Throughout the records below, find each line holding "path" and copy it.

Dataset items
*** Block opens ***
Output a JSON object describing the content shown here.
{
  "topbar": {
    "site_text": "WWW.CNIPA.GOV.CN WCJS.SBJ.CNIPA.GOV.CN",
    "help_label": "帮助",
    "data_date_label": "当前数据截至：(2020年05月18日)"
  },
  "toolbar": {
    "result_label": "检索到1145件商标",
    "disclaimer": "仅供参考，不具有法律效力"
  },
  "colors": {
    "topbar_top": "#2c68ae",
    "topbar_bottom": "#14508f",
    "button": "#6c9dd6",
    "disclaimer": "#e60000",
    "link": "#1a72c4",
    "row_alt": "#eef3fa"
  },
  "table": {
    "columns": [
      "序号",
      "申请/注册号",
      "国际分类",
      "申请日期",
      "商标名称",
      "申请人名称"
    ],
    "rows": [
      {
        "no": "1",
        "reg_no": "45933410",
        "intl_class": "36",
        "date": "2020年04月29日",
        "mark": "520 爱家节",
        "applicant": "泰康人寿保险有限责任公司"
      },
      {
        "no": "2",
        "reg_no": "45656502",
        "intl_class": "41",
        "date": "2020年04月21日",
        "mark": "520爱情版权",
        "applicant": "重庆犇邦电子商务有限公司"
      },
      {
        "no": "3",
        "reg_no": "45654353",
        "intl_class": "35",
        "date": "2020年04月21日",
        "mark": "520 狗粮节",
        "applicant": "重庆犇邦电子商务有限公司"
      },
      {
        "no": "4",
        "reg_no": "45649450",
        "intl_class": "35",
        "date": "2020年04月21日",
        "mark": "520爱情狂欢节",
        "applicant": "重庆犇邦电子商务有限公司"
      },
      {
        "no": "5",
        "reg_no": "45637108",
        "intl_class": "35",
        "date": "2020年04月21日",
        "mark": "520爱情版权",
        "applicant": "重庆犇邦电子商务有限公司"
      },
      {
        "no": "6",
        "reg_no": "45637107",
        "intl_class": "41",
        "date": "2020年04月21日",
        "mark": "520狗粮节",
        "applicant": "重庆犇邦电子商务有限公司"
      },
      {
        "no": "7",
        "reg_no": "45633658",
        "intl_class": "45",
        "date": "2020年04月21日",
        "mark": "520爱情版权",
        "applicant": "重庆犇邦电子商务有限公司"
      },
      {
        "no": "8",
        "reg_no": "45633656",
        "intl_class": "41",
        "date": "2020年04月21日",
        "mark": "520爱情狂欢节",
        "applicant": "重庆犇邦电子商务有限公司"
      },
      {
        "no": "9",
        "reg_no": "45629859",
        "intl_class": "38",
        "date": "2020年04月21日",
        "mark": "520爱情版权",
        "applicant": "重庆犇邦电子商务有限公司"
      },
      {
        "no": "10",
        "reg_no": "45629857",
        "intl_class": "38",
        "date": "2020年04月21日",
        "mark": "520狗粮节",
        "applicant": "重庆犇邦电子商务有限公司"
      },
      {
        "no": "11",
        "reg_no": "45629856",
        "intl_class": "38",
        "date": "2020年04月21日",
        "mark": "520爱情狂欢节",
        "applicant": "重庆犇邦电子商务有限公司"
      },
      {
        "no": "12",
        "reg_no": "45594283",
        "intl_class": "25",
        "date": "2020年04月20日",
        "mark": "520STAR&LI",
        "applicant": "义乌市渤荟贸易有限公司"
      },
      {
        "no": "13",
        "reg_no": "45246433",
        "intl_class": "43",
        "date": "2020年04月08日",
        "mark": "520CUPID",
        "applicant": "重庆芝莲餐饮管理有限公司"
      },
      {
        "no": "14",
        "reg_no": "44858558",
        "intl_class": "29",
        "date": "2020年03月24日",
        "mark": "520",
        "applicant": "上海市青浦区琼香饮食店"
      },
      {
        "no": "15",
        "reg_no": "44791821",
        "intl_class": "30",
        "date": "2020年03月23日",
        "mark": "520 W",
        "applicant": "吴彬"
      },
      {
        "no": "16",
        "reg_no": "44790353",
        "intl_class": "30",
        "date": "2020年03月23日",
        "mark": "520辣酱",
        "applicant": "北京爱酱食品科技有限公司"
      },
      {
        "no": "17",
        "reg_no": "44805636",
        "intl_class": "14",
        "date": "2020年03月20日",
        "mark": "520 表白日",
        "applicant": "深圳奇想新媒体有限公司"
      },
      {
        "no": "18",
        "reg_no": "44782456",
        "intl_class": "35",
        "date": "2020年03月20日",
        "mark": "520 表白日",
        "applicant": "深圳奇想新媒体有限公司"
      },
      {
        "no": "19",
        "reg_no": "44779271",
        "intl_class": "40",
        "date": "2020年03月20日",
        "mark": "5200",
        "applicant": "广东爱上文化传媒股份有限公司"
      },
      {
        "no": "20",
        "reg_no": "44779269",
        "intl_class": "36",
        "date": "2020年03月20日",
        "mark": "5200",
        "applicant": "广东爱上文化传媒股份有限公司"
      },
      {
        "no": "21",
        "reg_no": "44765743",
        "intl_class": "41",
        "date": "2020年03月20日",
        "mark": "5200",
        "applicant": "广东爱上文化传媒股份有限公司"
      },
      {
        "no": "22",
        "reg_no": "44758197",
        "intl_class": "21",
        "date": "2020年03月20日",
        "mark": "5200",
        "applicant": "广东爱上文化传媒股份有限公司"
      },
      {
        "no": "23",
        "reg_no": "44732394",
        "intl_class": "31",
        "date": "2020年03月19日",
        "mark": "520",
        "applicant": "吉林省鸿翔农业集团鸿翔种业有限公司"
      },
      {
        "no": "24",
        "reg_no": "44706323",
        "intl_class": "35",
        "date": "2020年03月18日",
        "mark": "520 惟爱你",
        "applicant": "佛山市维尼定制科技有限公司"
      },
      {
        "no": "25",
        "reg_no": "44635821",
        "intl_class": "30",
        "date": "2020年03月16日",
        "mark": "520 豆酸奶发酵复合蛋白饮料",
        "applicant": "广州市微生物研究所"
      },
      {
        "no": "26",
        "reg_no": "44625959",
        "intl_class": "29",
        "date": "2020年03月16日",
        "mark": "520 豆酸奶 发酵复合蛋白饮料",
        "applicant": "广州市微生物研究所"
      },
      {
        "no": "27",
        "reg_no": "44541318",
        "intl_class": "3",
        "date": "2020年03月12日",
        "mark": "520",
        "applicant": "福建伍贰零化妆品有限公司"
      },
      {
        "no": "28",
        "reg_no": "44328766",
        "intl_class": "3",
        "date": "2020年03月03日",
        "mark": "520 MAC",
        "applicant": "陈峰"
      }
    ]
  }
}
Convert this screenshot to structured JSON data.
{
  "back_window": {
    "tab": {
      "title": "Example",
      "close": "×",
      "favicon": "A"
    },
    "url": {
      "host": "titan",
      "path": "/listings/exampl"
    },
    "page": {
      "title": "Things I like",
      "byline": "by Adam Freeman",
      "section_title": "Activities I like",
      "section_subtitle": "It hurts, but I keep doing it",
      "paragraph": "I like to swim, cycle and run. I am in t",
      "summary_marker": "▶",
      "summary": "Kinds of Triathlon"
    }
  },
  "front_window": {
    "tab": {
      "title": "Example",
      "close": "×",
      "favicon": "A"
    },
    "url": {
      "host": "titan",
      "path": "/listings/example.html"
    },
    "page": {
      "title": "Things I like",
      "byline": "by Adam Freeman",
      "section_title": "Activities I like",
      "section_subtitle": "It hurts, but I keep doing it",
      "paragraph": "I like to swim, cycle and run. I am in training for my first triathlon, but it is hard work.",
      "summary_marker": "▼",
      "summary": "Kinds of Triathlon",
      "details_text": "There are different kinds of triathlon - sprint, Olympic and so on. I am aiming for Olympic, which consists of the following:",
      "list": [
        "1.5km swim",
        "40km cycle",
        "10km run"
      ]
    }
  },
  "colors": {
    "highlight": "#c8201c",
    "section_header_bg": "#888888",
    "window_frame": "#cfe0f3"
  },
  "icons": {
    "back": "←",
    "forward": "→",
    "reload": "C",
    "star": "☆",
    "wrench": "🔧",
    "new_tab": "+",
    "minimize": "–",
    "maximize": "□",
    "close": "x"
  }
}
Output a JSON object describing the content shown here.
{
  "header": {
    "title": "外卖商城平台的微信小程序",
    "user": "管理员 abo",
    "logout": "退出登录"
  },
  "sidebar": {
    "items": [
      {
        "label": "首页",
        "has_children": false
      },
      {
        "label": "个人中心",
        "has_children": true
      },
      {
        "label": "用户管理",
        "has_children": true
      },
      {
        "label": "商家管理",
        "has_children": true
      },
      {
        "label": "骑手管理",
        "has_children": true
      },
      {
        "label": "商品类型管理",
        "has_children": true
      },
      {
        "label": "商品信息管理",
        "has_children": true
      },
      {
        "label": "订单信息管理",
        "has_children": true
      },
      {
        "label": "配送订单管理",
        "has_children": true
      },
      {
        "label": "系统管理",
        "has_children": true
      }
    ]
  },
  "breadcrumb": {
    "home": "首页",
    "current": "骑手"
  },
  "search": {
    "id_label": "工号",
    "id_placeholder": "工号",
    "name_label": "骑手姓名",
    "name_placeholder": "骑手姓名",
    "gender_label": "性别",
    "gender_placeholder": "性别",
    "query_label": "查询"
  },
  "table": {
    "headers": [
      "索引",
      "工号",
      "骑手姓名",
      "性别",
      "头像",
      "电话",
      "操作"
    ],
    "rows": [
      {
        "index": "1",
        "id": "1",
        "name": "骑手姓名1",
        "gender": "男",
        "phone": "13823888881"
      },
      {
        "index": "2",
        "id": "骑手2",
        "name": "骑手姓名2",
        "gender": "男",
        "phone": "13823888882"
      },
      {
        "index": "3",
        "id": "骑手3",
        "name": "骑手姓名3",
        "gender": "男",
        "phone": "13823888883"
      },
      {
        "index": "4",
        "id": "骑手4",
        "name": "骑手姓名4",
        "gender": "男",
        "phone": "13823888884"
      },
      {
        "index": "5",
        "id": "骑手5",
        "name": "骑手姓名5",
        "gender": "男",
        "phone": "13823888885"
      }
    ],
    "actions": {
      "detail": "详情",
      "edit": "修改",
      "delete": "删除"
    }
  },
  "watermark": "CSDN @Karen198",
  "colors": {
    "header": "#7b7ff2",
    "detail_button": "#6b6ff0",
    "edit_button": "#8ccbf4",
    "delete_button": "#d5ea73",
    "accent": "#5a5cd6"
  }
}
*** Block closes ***
• **Answer box**
      "path": "/listings/exampl"
      "path": "/listings/example.html"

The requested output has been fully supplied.